OSHA requirements are set by statute, standards and regulations. Our interpretation letters explain these requirements and how they apply to particular circumstances, but they cannot create additional employer obligations. This letter constitutes OSHA's interpretation of the requirements discussed. Note that our enforcement guidance may be affected by changes to OSHA rules. Also, from time to time we update our guidance in response to new information. To keep apprised of such developments, you can consult OSHA's website at https://www.osha.gov.

January 19, 1989

Mr. Paul W. Davis
Western Suppliers Association
Suite 204 1777 Borel Place
San Mateo, California 94402

Dear Mr. Davis:
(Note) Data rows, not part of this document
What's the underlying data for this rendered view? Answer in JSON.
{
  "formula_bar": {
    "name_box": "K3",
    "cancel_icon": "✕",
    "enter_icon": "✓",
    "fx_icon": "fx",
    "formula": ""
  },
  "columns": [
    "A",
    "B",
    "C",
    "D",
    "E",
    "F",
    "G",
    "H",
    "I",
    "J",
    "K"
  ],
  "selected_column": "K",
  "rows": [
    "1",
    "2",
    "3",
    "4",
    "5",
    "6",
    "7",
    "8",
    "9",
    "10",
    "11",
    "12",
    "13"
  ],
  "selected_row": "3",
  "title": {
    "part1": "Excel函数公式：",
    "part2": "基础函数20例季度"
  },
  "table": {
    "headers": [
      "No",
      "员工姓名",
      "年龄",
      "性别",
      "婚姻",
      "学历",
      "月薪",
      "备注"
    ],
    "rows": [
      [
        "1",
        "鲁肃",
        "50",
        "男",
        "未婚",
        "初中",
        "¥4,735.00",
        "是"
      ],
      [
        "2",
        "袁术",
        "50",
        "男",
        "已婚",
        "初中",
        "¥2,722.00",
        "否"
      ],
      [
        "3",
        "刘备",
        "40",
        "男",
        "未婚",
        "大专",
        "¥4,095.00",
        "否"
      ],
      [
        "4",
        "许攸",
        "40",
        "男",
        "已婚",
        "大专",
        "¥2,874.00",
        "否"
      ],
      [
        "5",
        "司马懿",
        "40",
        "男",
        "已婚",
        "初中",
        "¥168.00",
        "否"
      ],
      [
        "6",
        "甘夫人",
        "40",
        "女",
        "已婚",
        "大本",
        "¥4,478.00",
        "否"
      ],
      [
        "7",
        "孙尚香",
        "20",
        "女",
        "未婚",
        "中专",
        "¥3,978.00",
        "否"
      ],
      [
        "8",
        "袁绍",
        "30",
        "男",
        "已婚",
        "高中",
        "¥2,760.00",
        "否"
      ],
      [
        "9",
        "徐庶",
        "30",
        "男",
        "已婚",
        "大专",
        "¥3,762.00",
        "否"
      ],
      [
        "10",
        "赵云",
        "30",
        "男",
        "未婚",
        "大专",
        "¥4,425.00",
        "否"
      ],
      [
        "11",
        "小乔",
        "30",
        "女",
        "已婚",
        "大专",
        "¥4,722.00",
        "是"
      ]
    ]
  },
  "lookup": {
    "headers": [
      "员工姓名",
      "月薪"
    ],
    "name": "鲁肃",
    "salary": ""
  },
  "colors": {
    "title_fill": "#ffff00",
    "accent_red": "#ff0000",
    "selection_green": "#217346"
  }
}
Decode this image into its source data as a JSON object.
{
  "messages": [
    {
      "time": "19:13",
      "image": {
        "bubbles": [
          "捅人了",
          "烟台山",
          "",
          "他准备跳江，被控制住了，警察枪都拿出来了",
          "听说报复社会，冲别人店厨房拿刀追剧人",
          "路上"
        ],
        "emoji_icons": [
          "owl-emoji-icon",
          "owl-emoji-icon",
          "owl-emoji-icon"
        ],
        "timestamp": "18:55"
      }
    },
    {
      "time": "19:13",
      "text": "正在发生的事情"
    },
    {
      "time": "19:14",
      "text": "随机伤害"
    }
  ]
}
This is in response to your letter of November 8, 1988, regarding the Occupational Safety and Health Administration's (OSHA) Hazard Communication Standard (HCS). Please accept my apology for the delay in response.

The HCS requires distributors to ensure that material safety data sheets (MSDS) and updated information are provided to other distributors and employers. The standard requires distributors to provide MSDS with the first shipment of hazardous chemicals to employers after September 23, 1987. Non-manufacturing employers were to be in compliance with all provisions of the standard, including having a MSDS for each hazardous chemical they use by May 23, 1988. OSHA extended the enforcement date, however, to August 1, 1988, as a result of a United States Court of Appeals decision which was unclear as to the extent of a granted stay of enforcement of the HCS. The court eventually clarified the application of the stay of enforcement only to the construction industry. Distributors were not obligated to provide MSDS during the stay. With the lifting of the stay distributors were again required to provide MSDS with next shipment of hazardous chemicals to employers on or after August 1, 1988, if a material safety data sheet had not previously been sent.

The HCS does not prohibit distributors for asking their customers to pay for the cost of providing MSDS. The standard states that distributor shall ensure that material safety data sheets are provided to other distributors and employers. However, a distributor cannot break the established link between the requirement to provide A MSDS and the shipment of a hazardous chemical. Distributors that have shipped hazardous chemicals to downstream employers, therefore, are required to have provided the employer a MSDS. Failure of a distributor to send MSDS for hazardous chemicals previously shipped to downstream employers would result in a citation for non-compliance and abatement would require the distributor to provide the MSDS to the customers at no cost. As a result, it is the Agency's interpretation that distributors cannot charge their customers for MSDS for hazardous chemicals previously shipped. If a hazardous chemical has not yet been shipped the standard does not prohibit a distributor from charging a customer for the MSDS.

If we can be of further assistance, please feel free to contact us again.


Thomas J. Shepich, Director
Directorate of Compliance Programs